The film revolves around Park Hee-bong, a man in his late 60s. He runs a small snack bar on the banks of the Han River and lives with his two sons, one daughter, and one granddaughter. The Parks seem to lead a quite ordinary and peaceful life, but maybe they are a bit poorer than the average Seoulite. Hee-bong's elder son Gang-du is an immature and incompetent man in his 40s, whose wife left home long ago. Nam-il is the youngest son, an unemployed grumbler, and daughter Nam-joo is an archery medalist and member of the national team. One day, an unidentified monster suddenly appears from the depths of the Han River and spreads panic and death, and Gang-du's daughter Hyun-seo is carried off by the monster and disappears. All of the family members are in a great agony because they lost someone very dear to them. But when they find out she is still alive, they resolve to save her. Written by
The event described in the beginning of the film is based on an actual event. In February 2000 at a US military facility located in the center of Seoul, a US military civilian employee named Mr. McFarland was ordered to dispose of formaldehyde by dumping it into the sewer system that led to the Han River, despite the objection of a South Korean subordinate. The government attempted to prosecute Mr. McFarland in court, but the US military refused to hand over the custody of Mr. McFarland to the South Korean legal system. Later, a South Korean judge convicted Mr. McFarland in absentia. The Public was enraged at the government's inability to enforce its law on its own soil. In 2005, nearly five years after the original incident, Mr. McFarland was finally found guilty in a court in his presence. However, he never served the actual prison sentence, and there have been no sightings of a mutant creature in the Han River - yet. See more »
US Doctor trying to operate Gang-Du:
[speaking to his colleague in private]
The late Sgt. Donald, the first one classified as a victim of the virus, was given an extensive autopsy and no virus was found. He died of shock during the operation. Also, no traces of the virus were found in any of the patients quarantined. Simply put, so far, there is no virus whatsoever.
Huh? No virus?
You mean there's no virus? Right? There's no virus!
See more »
Just before the credits ends, you can hear a loud roar of the monster. See more »
Funny, scary, emotional, intense, thrilling, sad. And then funny some more.
What else is there to say? The Host elicits every feeling, every sense of urgency, dread, sadness and happiness with ease. And somehow it manages to cram all of that into the first fifthteen minutes. After that it speeds along and doesn't let up. I was with it till the end, laughing when I was supposed to, crying, and even cheering. It is one of those rare films that blends all the respective genres into one with an almost scary simplicity. I shouldn't be surprised, it is from writer and director Joon Ho Bong whose last films the equally brilliant Memories of Murder and the excellent black comedy Barking Dogs Never Bite featured a similar feeling.

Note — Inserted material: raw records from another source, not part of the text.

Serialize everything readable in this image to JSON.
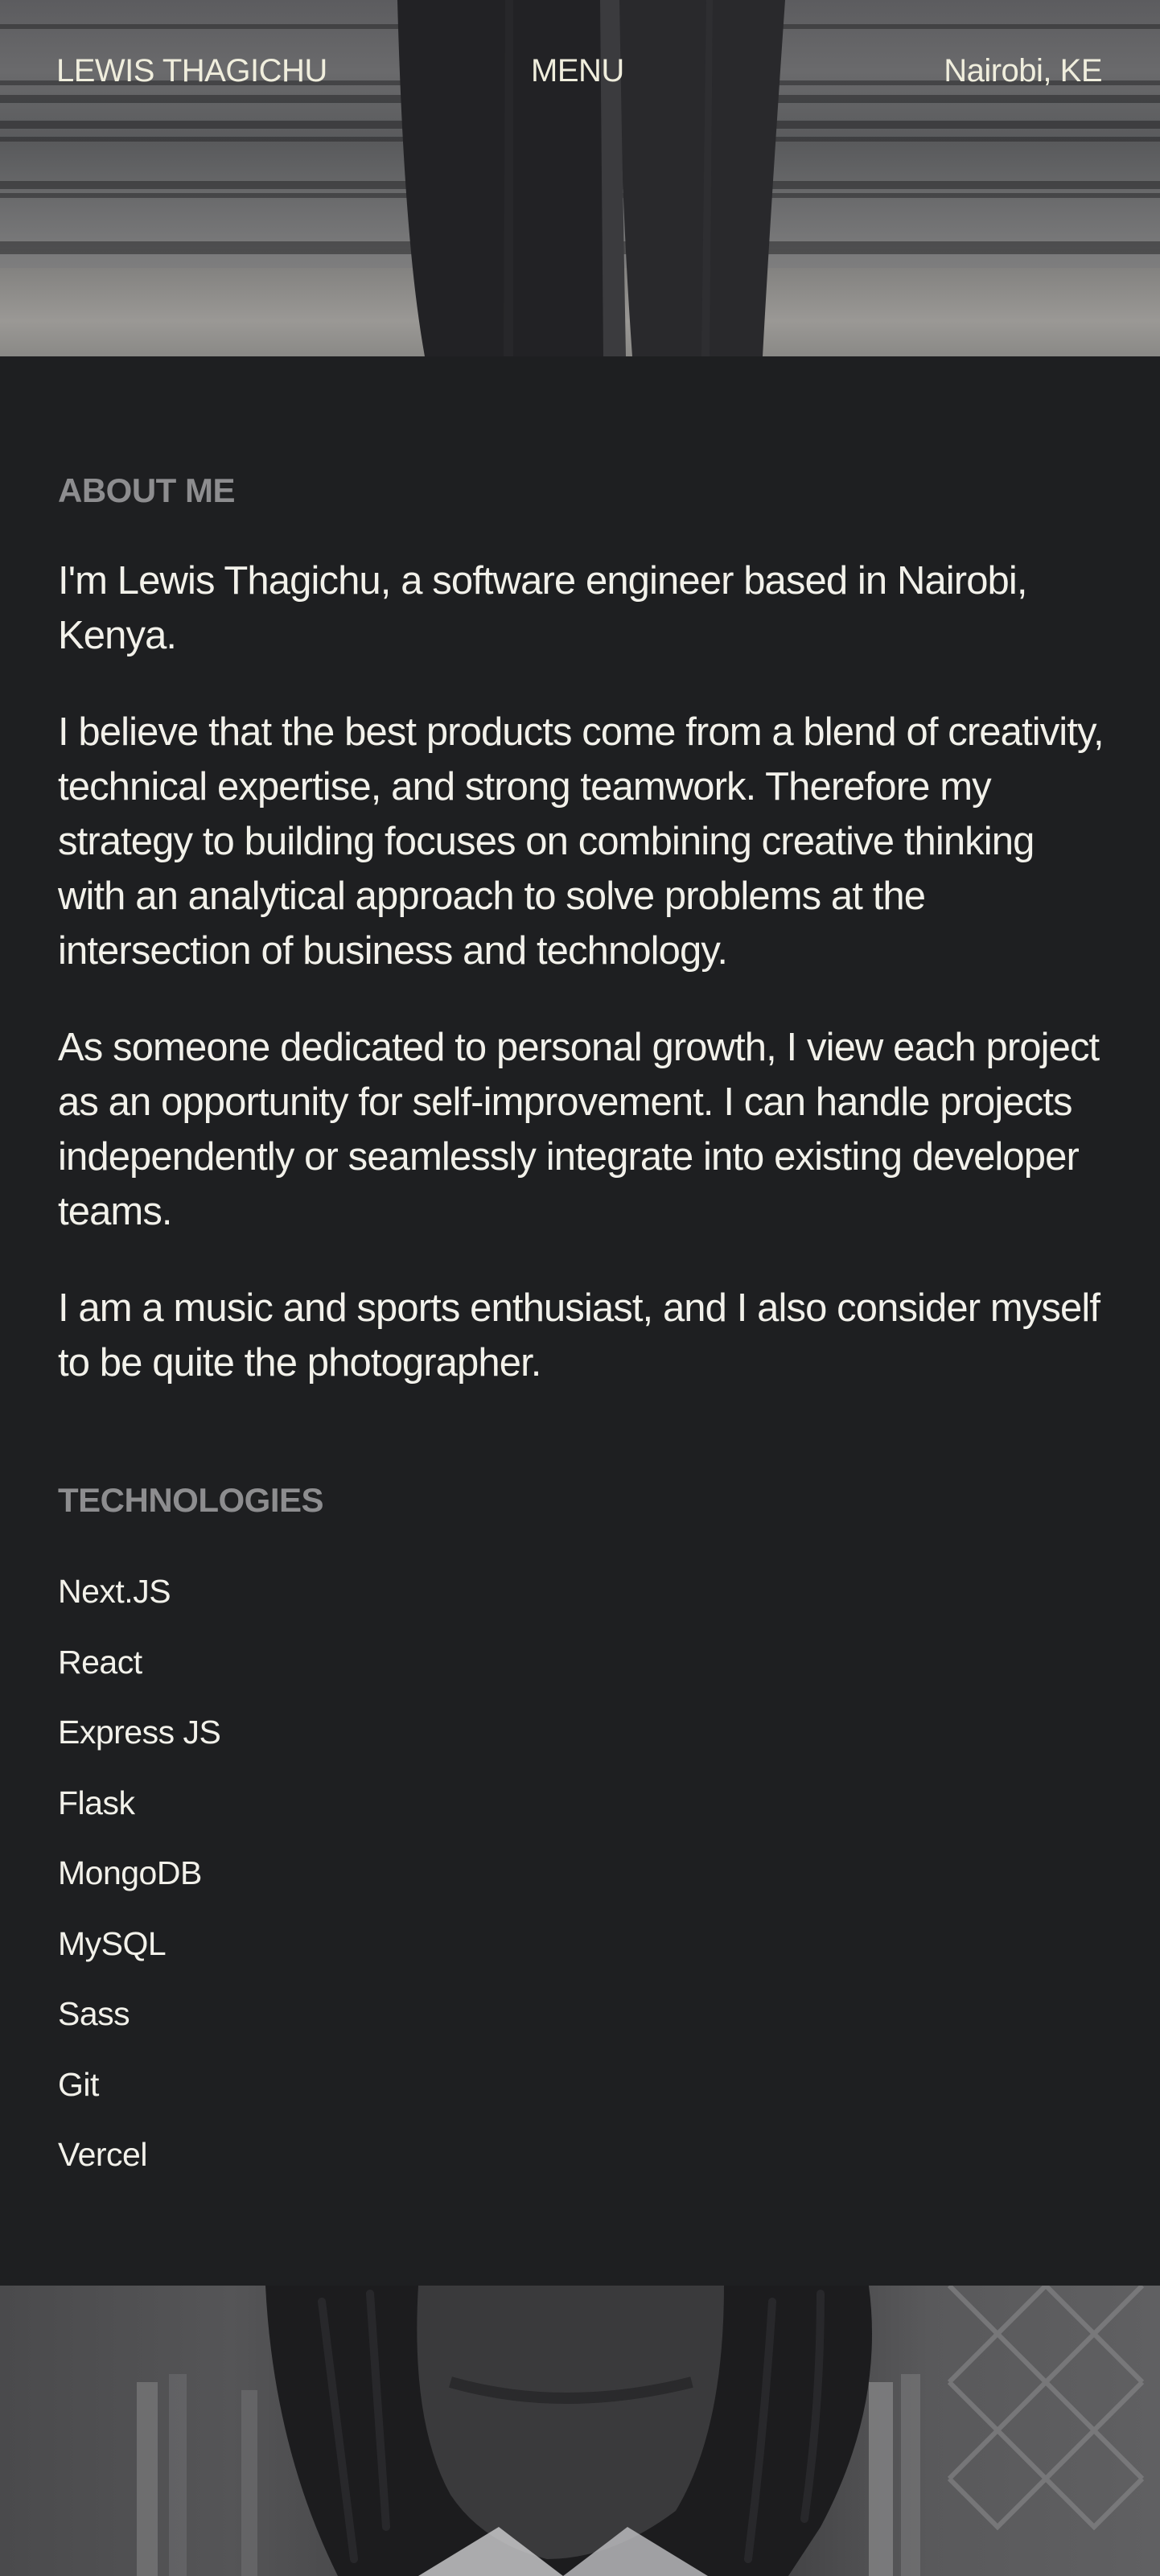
{
  "nav": {
    "brand": "LEWIS THAGICHU",
    "menu": "MENU",
    "location": "Nairobi, KE"
  },
  "about": {
    "heading": "ABOUT ME",
    "paragraphs": [
      "I'm Lewis Thagichu, a software engineer based in Nairobi, Kenya.",
      "I believe that the best products come from a blend of creativity, technical expertise, and strong teamwork. Therefore my strategy to building focuses on combining creative thinking with an analytical approach to solve problems at the intersection of business and technology.",
      "As someone dedicated to personal growth, I view each project as an opportunity for self-improvement. I can handle projects independently or seamlessly integrate into existing developer teams.",
      "I am a music and sports enthusiast, and I also consider myself to be quite the photographer."
    ]
  },
  "technologies": {
    "heading": "TECHNOLOGIES",
    "items": [
      "Next.JS",
      "React",
      "Express JS",
      "Flask",
      "MongoDB",
      "MySQL",
      "Sass",
      "Git",
      "Vercel"
    ]
  },
  "colors": {
    "background": "#1e1f21",
    "text": "#f2f1ea",
    "nav_text": "#f0eedd",
    "heading_muted": "#8d8d8f"
  }
}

How does the man do it? Like with his other films particularly Memories of Murder he manages to break the conventions of the genre by frequently poking fun at the rather stale "monster" genre and by taking a fresh, appealing perspective. It's funny at all the right moments and even in moments when you feel you shouldn't be laughing you cant help but laugh. It's full of vibrantly realized characters, who each have their "moment" that make you laugh at the ridiculousness or gasp at the coolness. It is written with care and love, the pace never stagnates and the dialogue is never forced. The CG monster effects are nice and appropriately unrealistic in appearance. Perhaps too unconventional for American audiences but it really works in the context of the films rather serious yet quirky atmosphere. The acting is excellent, Kang Ho-Song continues to impress, star in the making Ah-sung Ko gives a very good first performance, and the rest of the cast give great performances. All managing the frequent dips into serious and comical and even both at the same time.
The Host is a brilliant, brilliant film. I'm so pleased I had the pleasure of seeing it at the cinemas, the way it deserves to be seen. Despite fitting into a rather common genre, The Host is an original. It is a unique and refreshing film, full of charming characters, awesome action sequences and even an emotional poignancy that weaves itself into the film at the most appropriate of times.
The Host is undoubtedly my favourite film of the year and one of the most entertaining films I have seen in recent years. If you like your films to be highly enjoyable, but also smart and even emotional, you will love what The Host has to offer.
181 of 248 people found this review helpful.
Was this review helpful to you?